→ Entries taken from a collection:

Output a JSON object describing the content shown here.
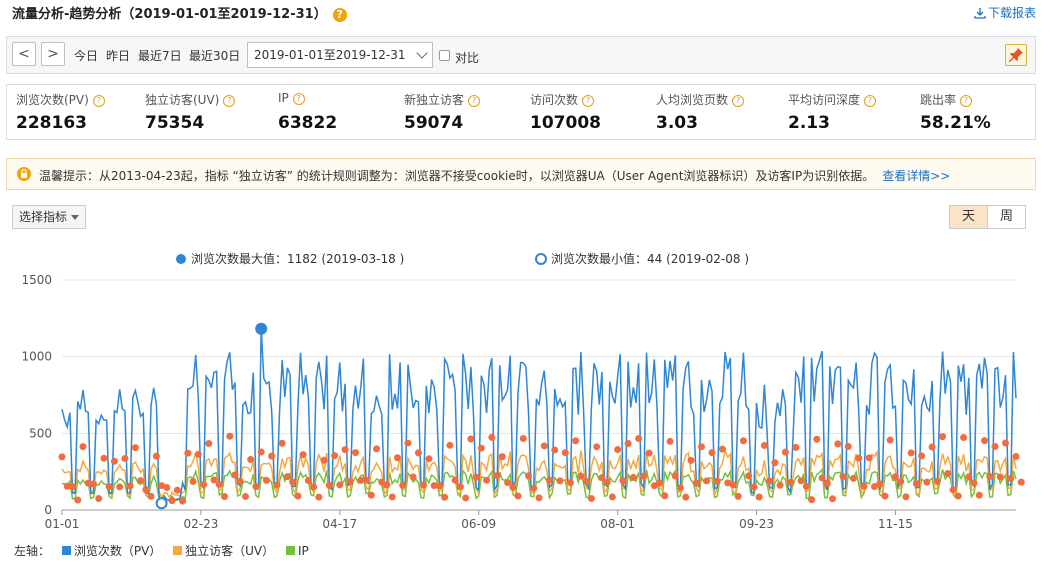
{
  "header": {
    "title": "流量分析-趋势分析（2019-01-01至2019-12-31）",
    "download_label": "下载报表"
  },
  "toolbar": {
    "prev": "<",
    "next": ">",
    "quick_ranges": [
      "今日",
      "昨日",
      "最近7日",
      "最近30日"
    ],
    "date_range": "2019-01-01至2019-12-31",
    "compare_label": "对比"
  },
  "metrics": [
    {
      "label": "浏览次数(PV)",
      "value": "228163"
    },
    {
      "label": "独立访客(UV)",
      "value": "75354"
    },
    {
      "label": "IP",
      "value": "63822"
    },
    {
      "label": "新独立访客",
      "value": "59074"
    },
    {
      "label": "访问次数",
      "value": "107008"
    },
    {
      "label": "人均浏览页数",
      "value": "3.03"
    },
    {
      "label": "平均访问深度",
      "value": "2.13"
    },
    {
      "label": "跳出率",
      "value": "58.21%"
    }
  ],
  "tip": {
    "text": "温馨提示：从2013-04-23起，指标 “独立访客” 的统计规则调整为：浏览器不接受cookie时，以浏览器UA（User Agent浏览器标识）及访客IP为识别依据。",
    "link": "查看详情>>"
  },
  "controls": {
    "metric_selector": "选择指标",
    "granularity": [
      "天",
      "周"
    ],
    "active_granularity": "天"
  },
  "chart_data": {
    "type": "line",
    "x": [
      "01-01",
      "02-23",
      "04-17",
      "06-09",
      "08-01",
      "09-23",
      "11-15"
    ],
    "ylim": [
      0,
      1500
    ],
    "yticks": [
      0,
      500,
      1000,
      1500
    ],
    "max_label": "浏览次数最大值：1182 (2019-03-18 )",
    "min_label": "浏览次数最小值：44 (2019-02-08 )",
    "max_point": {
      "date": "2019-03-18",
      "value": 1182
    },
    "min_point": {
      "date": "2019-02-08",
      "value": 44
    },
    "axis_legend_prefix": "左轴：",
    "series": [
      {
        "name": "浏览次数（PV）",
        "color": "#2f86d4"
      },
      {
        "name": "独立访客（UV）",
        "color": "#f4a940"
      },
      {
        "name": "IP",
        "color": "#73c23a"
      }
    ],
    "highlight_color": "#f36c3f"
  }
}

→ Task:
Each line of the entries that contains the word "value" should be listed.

→ Worked solution:
      "value": "228163"
      "value": "75354"
      "value": "63822"
      "value": "59074"
      "value": "107008"
      "value": "3.03"
      "value": "2.13"
      "value": "58.21%"
      "value": 1182
      "value": 44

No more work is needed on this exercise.